Kermit the Frog and Oscar the Grouch have long been popular attractions at the Smithsonian’s National Museum of American History. On Wednesday morning, courtesy of a donation by Jane Henson and the rest of the Jim Henson family, they gained a few new fuzzy friends: the original puppets used in “Sam and Friends,” one of Jim Henson’s earliest TV projects.
Washington has its fair share of natives who go off into the world to do good things, but few have the longevity and appeal of the characters created by Jim Henson. In the 1950s, as a teenager living in Hyattsville and later as a student at the University of Maryland, Henson found work at local TV stations creating puppets for children’s shows, learning from an incredibly early age how to earn laughter and smiles from an audience. DC audiences were his test tube for the kinds of characters, humor and storytelling that would come to define the Henson Company for millions of fans; one of the most notable and successful such creative projects was “Sam and Friends,” which ran from 1955-1961 on WRC-TV.
The main character of the show was Sam, a bald papier mache lip-syncing singer in a suit who bore an uncanny resemblance to Henson friend and fellow WRC employee Willard Scott. But the one who would become Henson’s star was a fuzzy, green not-quite-a-frog-yet character named Kermit, made from the fabric of Henson’s mother’s discarded winter coat. The Kermit on “Sam and Friends” looks familiar enough, with his ping pong ball eyes and lanky build, but he’s missing a couple of the later version’s key attributes: webbed feet, and the spiked collar. Kermit and Sam are joined by other characters in whom we can see other hints of the characters who would eventually populate Henson’s later projects: Pierre the French Rat, who looks an awful lot like Rizzo the Rat; Mushmellon, in whose grouchy face you can see the kernel that would eventually become Oscar; Yorick, a Shakespearean-themed purple skull with a happy enough expression that you can trace his evolution to Cookie Monster. In all, there are 10 puppets from the show who will be going on display in the museum’s pop culture gallery in November.

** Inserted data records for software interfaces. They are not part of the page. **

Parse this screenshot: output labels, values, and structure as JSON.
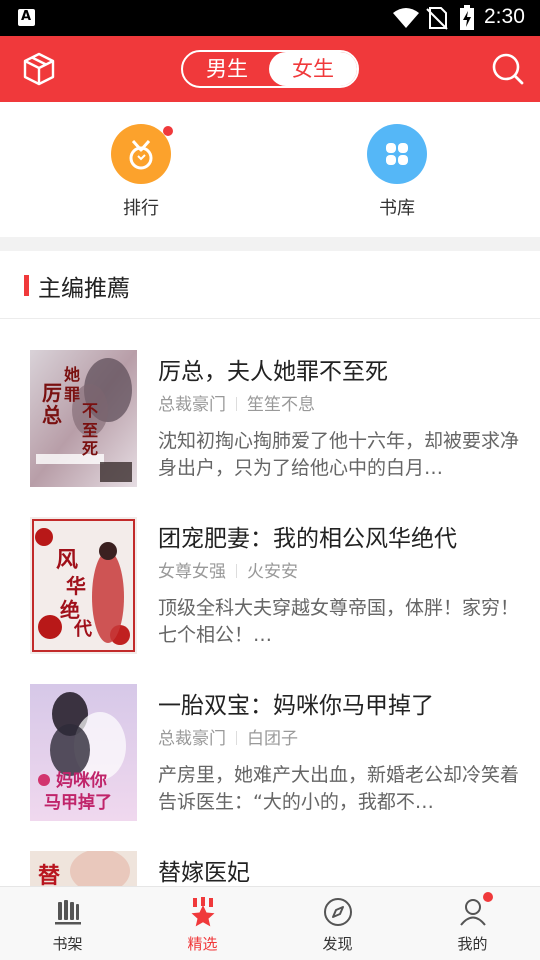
{
  "status_bar": {
    "time": "2:30",
    "app_icon_letter": "A"
  },
  "header": {
    "gender_options": [
      "男生",
      "女生"
    ],
    "selected_gender": "女生",
    "left_icon": "book-box-icon",
    "right_icon": "search-icon"
  },
  "quick_entries": [
    {
      "label": "排行",
      "icon": "medal-icon",
      "color": "#fca22c",
      "has_dot": true
    },
    {
      "label": "书库",
      "icon": "clover-icon",
      "color": "#55b7f7",
      "has_dot": false
    }
  ],
  "section": {
    "title": "主编推薦"
  },
  "books": [
    {
      "title": "厉总，夫人她罪不至死",
      "category": "总裁豪门",
      "author": "笙笙不息",
      "description": "沈知初掏心掏肺爱了他十六年，却被要求净身出户，只为了给他心中的白月…",
      "cover_text": "厉总夫人她罪不至死"
    },
    {
      "title": "团宠肥妻：我的相公风华绝代",
      "category": "女尊女强",
      "author": "火安安",
      "description": "顶级全科大夫穿越女尊帝国，体胖！家穷！七个相公！…",
      "cover_text": "风华绝代"
    },
    {
      "title": "一胎双宝：妈咪你马甲掉了",
      "category": "总裁豪门",
      "author": "白团子",
      "description": "产房里，她难产大出血，新婚老公却冷笑着告诉医生：“大的小的，我都不…",
      "cover_text": "妈咪你马甲掉了"
    },
    {
      "title": "替嫁医妃",
      "category": "",
      "author": "",
      "description": "",
      "cover_text": "替"
    }
  ],
  "bottom_nav": [
    {
      "label": "书架",
      "icon": "bookshelf-icon",
      "active": false
    },
    {
      "label": "精选",
      "icon": "featured-star-icon",
      "active": true
    },
    {
      "label": "发现",
      "icon": "compass-icon",
      "active": false
    },
    {
      "label": "我的",
      "icon": "user-icon",
      "active": false,
      "has_dot": true
    }
  ],
  "colors": {
    "accent": "#f0393b",
    "rank": "#fca22c",
    "library": "#55b7f7"
  }
}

It is a bit of a homecoming for the characters. Jane Henson, museum Director Brent D. Glass and Curator Dwight Blocker Bowers all noted the local beginnings of the characters who would eventually take the world by storm. “I am sure these guys are really pleased to be home,” Henson said.
The Muppets and other characters are most identified with Jim Henson personally, and indeed 9 of these original puppets were made by Jim himself as a teenager (the 10th, Mushmellon, was made by Jane). Like so many great projects, though, the work was the result of a fruitful, lifelong collaboration between Henson, his wife, Jane, friends like Willard Scott, and the many, many other puppeteers and builders who worked with him from his teen years until his death in 1990. Jane Henson and Willard Scott were on hand for Wednesday’s donation ceremony, and watching them together was a charming glimpse into the creative energy that must have existed around these friends when they were getting their start with shows like “Sam and Friends.”
Looking back on the Henson legacy, Scott, himself no stranger to longevity, reflected on the enduring popularity of the “Sam and Friends” characters and the ones they would later inspire: “People come and go in TV, but not the Muppets,” Scott said. “They just went on and got better and better and better.”